Staff Spotlight: Calvin King
What is your role in CSA?
I’m the Boys House Dean. And what that means is I am responsible for the well-being of the boys that participate in the residential life program here at CSA. One of my main goals is fostering positive relationships with both the boarding students and their parents. But on a broader level, I have the responsibility of ensuring the academic, athletic, social, and emotional development of our male boarding students.
What motivated you to work at CSA?
Honestly, when I visited the school and met the staff and students, the vision of CSA felt perfectly aligned with my life’s journey. Growing up, I was definitely a knucklehead and faced a lot of challenges, but I experienced first hand the power of boarding schools in shaping people’s lives. When I was seventeen, I went to Eagle Rock, a boarding school out in Colorado. There I was exposed to a lot of caring mentors and awesome opportunities. This played a huge role in setting me up to attend Morehouse College. Once I graduated from Morehouse, I came back to work at Eagle Rock in the Residential Life department. I loved working with high school students. But it was just fascinating seeing Eagle Rock’s vision of working with students in high school compared to CSA’s vision of working with students as early as three years old. That was really intriguing to me. Plus it’s rare to see a school like CSA where the faculty is so diverse across lines of race and gender. So when I knew I had the opportunity to help build CSA’s boarding program, I was sold. There’s just something special about the opportunities you experience and relationships you develop in a boarding school.
Describe yourself in three words. Happy, outspoken, flexible
What’s your spirit animal?
The combination of a grizzly bear and wolf, so a grizzly wolf. I’m the oldest of four boys, so I’m always used to running with a pack. That’s why working at a boarding school is such a natural environment for me. The grizzly bear is because everyone loves to call me a teddy bear. But I’m not a teddy bear, I’m a grizzly bear!
Who is your spirit celebrity?

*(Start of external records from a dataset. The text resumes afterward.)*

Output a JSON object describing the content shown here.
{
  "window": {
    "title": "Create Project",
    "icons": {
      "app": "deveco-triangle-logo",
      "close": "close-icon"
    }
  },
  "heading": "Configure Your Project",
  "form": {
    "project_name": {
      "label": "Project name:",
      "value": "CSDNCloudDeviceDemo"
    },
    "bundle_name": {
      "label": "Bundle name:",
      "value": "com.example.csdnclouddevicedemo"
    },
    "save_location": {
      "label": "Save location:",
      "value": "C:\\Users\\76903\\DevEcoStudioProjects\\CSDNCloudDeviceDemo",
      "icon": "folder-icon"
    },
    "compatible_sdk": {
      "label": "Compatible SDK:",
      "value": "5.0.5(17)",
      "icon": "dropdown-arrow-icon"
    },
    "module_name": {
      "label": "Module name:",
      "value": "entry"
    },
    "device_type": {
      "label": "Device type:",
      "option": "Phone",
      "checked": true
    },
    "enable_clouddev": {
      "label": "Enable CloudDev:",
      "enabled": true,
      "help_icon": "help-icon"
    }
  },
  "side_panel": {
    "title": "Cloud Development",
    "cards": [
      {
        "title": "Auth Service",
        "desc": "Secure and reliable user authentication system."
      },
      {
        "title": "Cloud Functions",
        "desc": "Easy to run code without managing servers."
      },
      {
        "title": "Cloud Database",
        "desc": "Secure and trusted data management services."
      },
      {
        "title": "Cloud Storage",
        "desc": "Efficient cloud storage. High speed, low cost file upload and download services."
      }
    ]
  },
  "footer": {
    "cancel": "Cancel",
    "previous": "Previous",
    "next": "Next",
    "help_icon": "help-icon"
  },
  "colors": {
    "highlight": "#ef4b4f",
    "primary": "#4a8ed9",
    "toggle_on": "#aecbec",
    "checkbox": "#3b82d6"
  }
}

DJ Khalid, because he’s all about uplifting people! Similar to me, he just likes speaking life into people and people naturally gravitate towards him. He’s also a big personality and a big guy trying to lose weight like me! I’d also say Dave Chappelle, because people think I’m funny. Well, I think I’m funny! In my past life I could have been a stand-up comic.
What inspires you to continue working at CSA?
The mission. CSA’s mission is so important to me that it gives me the energy to make sure I see my work through. Just think, if we are able to get our students to elite high schools, then to college, and finally come back to Trenton to have an impact spanning the education, government, business, and nonprofit sectors?! The mission is to create agents of change for this city and for society at large. That’s real impact!
Another huge source of energy that inspires me to continue my work at CSA is our parents’ trust. The amount of trust our parents place in this school by allowing their children to participate in our residential boarding program is something I don’t take lightly. What’s more powerful than a parent’s love for their child and their desire to provide the best opportunity for their child? CSA parents are inviting us into this transformative process. That’s all the motivation you need!
What is your favorite quote?
“Without struggle there is no progress.” At Morehouse, after late nights of studying, I would walk back and look at this quote, and it made me reflect on all I’d been through in my personal life. It kept me going. This quote also makes me reflect on what my ancestors have been through, and the things that are currently troubling me seem like a small feat in comparison.
What is the theme song of your life?
Stronger by Kanye West. I’m constantly an optimist. All the different obstacles I’ve faced in life have been pretty tough, but they also have made me stronger. My mom passed away when I was seventeen. There were times in my life when I was homeless. But all these challenging experiences pushed me to grow as an individual.
Who is the greatest influence on who you are today?
I’d say my mom. So much of who I am is rooted in her: my personality, my social skills, my values. I am a spitting image of my mom. I’d also say my second mom, L’Tanya Perkins, who is the Director of Admissions at Eagle Rock. She took the foundation my mom built and helped expand on it. She pushed me to think critically about things like what kind of man did I want to become and what college did I want to attend.